The Wisconsin Supreme Court voted 4-3 to uphold the union law.In what is being reported as a major victory for Republicans in Wisconsin, the State’s Supreme Court voted to uphold a law that will take away many collective bargaining privileges from public employees in the State.

Fox News reports that the high court in the Badger State voted 4-3 to uphold Governor Scott Walker’s plan. The court said that a judge in a lower court overstepped her bounds when she voided the law. Specifically, they said that the judge did not have the authority to become involved in the process of legislation.

Walker said that by upholding the law, the Supreme Court will allow the State to tackle its $6.3 billion budget shortfall.

“The Supreme Court’s ruling provides our state the opportunity to move forward together and focus on getting Wisconsin working again,” he said.

The Associated Press reports that the decision came through shortly before the Wisconsin Assembly was expected to start discussing the State budget.
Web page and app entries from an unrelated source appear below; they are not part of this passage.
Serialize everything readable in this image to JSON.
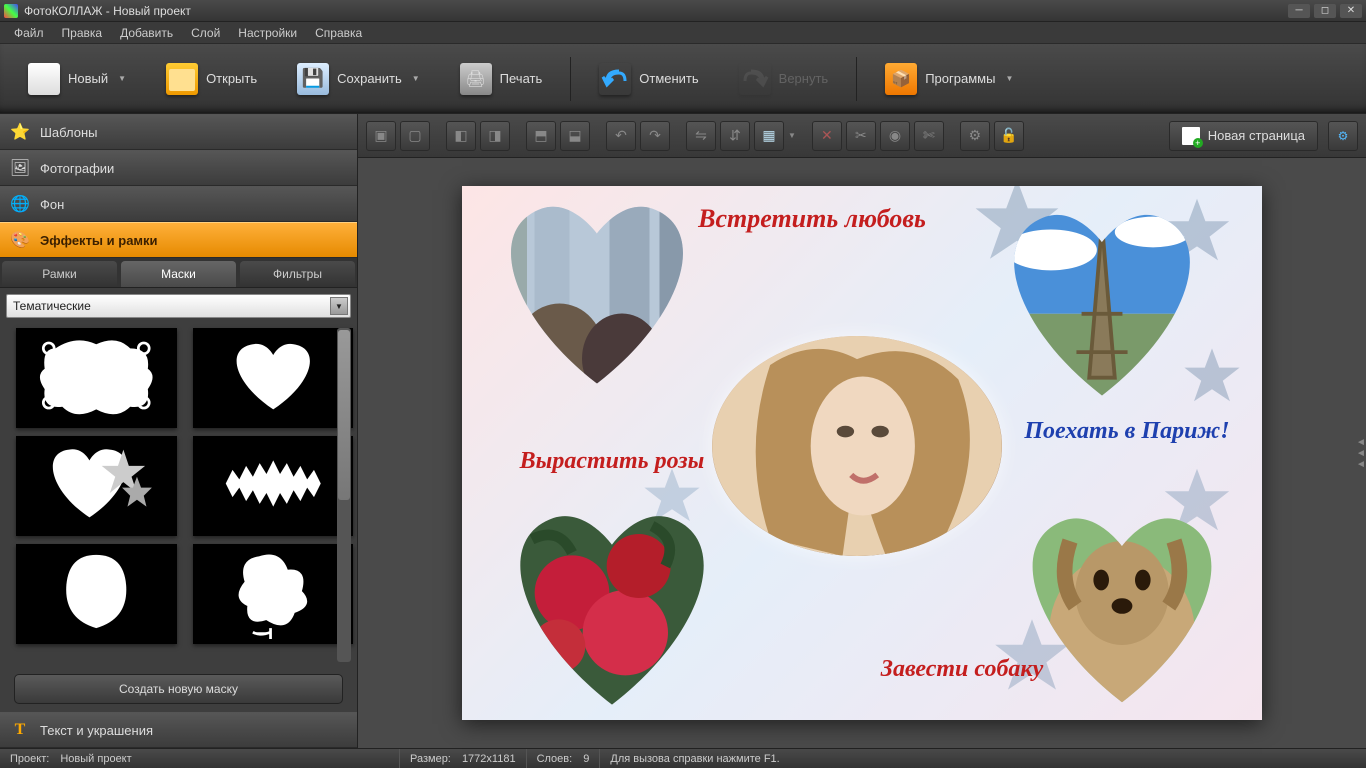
{
  "title": "ФотоКОЛЛАЖ - Новый проект",
  "menu": [
    "Файл",
    "Правка",
    "Добавить",
    "Слой",
    "Настройки",
    "Справка"
  ],
  "toolbar": {
    "new": "Новый",
    "open": "Открыть",
    "save": "Сохранить",
    "print": "Печать",
    "undo": "Отменить",
    "redo": "Вернуть",
    "programs": "Программы"
  },
  "sidebar": {
    "templates": "Шаблоны",
    "photos": "Фотографии",
    "background": "Фон",
    "effects": "Эффекты и рамки",
    "text": "Текст и украшения"
  },
  "tabs": {
    "frames": "Рамки",
    "masks": "Маски",
    "filters": "Фильтры"
  },
  "combo": "Тематические",
  "create_mask": "Создать новую маску",
  "new_page": "Новая страница",
  "collage": {
    "t1": "Встретить любовь",
    "t2": "Поехать в Париж!",
    "t3": "Вырастить розы",
    "t4": "Завести собаку"
  },
  "status": {
    "project_lbl": "Проект:",
    "project": "Новый проект",
    "size_lbl": "Размер:",
    "size": "1772x1181",
    "layers_lbl": "Слоев:",
    "layers": "9",
    "help": "Для вызова справки нажмите F1."
  }
}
Supreme Court Chief Justice Shirley Abrahamson dissented, along with Justices Ann Walsh Bradley and Patrick Crooks. The majority was comprised of Justices David Prosser, Michael Gableman, Annette Ziegler and Patience Roggensack, reports Fox News.

Personal Liberty

Special To Personal Liberty

You Sound Off! is written by our readers and appears the last Wednesday of each month. If you would like to submit an article or letter to the editor for consideration for You Sound Off!, send it to yousoundoff@personalliberty.com by the Friday before the last Wednesday of the month. To be considered, a submission should be 750 words or less and must include the writer's name, address and a telephone number. Only the writer's name will be published. Anonymous submissions will not be considered.

Join the Discussion

Comment Policy: We encourage an open discussion with a wide range of viewpoints, even extreme ones, but we will not tolerate racism, profanity or slanderous comments toward the author(s) or comment participants. Make your case passionately, but civilly. Please don't stoop to name calling. We use filters for spam protection. If your comment does not appear, it is likely because it violates the above policy or contains links or language typical of spam. We reserve the right to remove comments at our discretion.